This challenge focuses on finding the sum and difference of pairs of two-digit numbers.
What happens when you add three numbers together? Will your answer be odd or even? How do you know?
Can you follow the rule to decode the messages?
This challenging activity involves finding different ways to distribute fifteen items among four sets, when the sets must include three, four, five and six items.
Using the statements, can you work out how many of each type of
rabbit there are in these pens?
A group of children are using measuring cylinders but they lose the
labels. Can you help relabel them?
Use your logical-thinking skills to deduce how much Dan's crisps and ice-cream cost altogether.
If you wrote all the possible four digit numbers made by using each
of the digits 2, 4, 5, 7 once, what would they add up to?
Find the sum and difference between a pair of two-digit numbers. Now find the sum and difference between the sum and difference! What happens?
This problem is based on the story of the Pied Piper of Hamelin. Investigate the different numbers of people and rats there could have been if you know how many legs there are altogether!

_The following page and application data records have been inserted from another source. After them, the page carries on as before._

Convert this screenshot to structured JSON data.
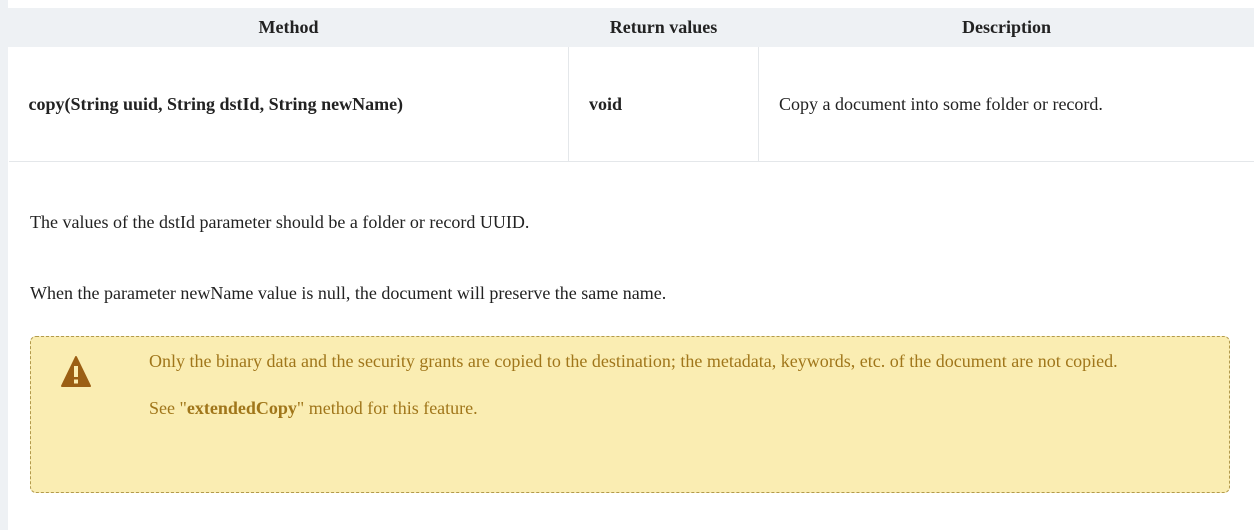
{
  "table": {
    "headers": [
      "Method",
      "Return values",
      "Description"
    ],
    "row": {
      "method": "copy(String uuid, String dstId, String newName)",
      "return_value": "void",
      "description": "Copy a document into some folder or record."
    }
  },
  "paragraphs": [
    "The values of the dstId parameter should be a folder or record UUID.",
    "When the parameter newName value is null, the document will preserve the same name."
  ],
  "warning": {
    "icon": "warning-triangle-icon",
    "text": "Only the binary data and the security grants are copied to the destination; the metadata, keywords, etc. of the document are not copied.",
    "see_prefix": "See \"",
    "see_link": "extendedCopy",
    "see_suffix": "\" method for this feature.",
    "color_background": "#faedb2",
    "color_text": "#a0761a",
    "color_icon": "#9b5f14"
  }
}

This is an adding game for two players.
Look carefully at the numbers. What do you notice? Can you make
another square using the numbers 1 to 16, that displays the same
Tim had nine cards each with a different number from 1 to 9 on it.
How could he have put them into three piles so that the total in
each pile was 15?
Arrange eight of the numbers between 1 and 9 in the Polo Square
below so that each side adds to the same total.